Input data
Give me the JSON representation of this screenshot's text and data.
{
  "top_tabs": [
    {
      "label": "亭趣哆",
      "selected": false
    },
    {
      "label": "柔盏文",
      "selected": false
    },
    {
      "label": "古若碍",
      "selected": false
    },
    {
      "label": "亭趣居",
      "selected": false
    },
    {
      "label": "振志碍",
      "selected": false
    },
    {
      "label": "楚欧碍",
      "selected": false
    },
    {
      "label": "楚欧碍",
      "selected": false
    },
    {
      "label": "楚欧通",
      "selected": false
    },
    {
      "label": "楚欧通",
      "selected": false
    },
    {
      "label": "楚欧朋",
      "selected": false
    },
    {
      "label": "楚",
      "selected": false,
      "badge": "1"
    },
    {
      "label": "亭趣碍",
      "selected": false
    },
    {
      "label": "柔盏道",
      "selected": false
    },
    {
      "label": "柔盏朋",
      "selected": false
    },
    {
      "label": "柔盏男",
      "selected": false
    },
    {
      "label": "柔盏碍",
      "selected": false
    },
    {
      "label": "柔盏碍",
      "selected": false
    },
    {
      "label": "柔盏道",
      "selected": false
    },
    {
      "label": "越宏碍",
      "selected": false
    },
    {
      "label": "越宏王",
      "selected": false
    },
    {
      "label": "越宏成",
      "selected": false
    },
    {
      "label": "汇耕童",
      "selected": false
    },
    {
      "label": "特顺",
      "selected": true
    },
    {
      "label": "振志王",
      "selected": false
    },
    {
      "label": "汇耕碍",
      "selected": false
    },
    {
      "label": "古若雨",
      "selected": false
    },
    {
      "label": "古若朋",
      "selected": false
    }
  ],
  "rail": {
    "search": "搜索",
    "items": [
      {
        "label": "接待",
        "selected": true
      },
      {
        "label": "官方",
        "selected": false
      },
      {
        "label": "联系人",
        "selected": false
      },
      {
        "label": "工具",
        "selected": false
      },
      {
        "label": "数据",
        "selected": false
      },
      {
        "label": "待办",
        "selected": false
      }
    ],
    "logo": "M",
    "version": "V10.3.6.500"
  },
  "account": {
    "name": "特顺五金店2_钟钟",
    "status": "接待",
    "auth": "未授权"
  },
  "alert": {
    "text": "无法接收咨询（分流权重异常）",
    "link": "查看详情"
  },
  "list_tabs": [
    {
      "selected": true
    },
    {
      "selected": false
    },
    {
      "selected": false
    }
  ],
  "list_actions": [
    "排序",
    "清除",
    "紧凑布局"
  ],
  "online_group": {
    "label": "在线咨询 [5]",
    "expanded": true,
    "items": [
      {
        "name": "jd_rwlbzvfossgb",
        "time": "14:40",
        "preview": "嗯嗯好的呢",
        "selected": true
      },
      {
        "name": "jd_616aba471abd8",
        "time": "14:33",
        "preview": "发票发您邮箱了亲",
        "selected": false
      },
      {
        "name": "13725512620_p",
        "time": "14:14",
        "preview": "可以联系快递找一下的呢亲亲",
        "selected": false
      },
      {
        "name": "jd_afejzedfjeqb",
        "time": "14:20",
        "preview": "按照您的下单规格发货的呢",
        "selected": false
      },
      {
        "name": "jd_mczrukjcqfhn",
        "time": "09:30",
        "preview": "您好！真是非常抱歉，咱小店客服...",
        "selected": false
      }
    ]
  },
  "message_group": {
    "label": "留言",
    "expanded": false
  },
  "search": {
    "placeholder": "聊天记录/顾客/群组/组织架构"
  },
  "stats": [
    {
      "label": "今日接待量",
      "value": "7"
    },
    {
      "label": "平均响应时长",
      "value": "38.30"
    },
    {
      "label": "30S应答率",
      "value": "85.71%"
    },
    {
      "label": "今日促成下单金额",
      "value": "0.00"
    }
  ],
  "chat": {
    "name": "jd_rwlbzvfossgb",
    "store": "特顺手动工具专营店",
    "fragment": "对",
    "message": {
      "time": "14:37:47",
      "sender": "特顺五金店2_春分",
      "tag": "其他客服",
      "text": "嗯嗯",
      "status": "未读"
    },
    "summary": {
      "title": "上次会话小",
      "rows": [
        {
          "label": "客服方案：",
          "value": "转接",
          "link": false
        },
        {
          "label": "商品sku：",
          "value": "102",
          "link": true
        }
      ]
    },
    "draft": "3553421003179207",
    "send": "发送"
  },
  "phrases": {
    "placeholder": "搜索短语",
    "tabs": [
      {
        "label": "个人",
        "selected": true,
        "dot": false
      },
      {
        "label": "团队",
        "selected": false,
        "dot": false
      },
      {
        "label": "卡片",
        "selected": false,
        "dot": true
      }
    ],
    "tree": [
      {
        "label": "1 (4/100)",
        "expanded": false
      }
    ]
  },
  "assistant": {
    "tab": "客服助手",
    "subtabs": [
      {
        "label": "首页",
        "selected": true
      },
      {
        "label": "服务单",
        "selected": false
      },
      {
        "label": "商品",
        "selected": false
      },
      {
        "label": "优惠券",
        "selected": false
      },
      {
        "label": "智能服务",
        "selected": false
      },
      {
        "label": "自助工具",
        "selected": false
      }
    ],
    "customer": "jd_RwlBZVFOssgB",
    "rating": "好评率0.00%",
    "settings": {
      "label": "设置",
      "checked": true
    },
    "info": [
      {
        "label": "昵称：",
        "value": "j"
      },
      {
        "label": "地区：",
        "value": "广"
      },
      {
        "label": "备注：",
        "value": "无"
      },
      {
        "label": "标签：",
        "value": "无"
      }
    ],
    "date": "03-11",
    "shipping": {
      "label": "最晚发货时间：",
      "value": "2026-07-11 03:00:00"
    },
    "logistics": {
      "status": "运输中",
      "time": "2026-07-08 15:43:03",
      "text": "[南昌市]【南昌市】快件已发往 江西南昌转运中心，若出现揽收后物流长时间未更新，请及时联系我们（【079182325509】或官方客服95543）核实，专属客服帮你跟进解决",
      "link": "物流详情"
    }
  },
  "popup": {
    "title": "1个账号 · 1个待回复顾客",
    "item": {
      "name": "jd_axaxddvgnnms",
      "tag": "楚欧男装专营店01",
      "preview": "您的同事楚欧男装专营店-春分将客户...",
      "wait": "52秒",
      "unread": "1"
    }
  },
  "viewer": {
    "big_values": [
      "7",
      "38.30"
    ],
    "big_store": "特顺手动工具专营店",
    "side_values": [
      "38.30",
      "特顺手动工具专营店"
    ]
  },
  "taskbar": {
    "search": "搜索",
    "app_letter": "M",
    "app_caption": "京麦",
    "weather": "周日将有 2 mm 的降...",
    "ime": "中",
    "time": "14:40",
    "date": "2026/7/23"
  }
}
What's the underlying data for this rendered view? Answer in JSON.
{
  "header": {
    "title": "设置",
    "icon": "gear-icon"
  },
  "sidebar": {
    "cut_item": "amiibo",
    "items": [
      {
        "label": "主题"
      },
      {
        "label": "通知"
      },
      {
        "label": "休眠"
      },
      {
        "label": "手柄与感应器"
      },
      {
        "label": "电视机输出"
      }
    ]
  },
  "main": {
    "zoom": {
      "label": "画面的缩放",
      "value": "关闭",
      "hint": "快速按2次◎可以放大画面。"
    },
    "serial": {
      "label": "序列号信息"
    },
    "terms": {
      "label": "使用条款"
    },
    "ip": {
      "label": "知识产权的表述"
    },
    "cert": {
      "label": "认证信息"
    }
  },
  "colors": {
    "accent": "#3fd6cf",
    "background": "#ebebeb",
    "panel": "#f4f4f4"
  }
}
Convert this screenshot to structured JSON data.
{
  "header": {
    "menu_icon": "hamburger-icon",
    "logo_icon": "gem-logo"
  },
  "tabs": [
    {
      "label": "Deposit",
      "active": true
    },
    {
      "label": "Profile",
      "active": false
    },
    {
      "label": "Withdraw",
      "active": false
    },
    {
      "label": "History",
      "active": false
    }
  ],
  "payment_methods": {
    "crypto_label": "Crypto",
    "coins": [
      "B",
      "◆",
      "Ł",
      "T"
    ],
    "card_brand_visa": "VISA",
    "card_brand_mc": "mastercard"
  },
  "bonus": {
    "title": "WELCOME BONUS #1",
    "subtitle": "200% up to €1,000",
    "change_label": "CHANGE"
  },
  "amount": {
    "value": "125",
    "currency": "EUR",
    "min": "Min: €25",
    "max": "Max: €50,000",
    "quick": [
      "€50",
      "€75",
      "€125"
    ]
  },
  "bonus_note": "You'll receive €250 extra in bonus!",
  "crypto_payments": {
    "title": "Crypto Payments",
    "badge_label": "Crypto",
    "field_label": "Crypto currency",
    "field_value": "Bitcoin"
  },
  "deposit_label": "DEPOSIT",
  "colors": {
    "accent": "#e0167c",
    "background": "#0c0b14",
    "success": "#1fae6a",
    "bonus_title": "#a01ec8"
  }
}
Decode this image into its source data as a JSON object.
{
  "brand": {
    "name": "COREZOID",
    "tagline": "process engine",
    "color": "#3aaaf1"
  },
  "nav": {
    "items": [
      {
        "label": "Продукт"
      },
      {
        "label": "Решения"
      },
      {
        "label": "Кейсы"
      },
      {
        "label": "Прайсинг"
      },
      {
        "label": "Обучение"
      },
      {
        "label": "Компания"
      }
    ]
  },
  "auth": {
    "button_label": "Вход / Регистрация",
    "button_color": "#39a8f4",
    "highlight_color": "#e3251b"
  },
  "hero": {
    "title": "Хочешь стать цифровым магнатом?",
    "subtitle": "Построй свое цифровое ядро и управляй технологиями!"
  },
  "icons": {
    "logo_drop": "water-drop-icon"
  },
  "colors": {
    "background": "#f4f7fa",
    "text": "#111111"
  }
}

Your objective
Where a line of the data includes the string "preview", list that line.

Reply to the exercise
        "preview": "嗯嗯好的呢",
        "preview": "发票发您邮箱了亲",
        "preview": "可以联系快递找一下的呢亲亲",
        "preview": "按照您的下单规格发货的呢",
        "preview": "您好！真是非常抱歉，咱小店客服...",
      "preview": "您的同事楚欧男装专营店-春分将客户...",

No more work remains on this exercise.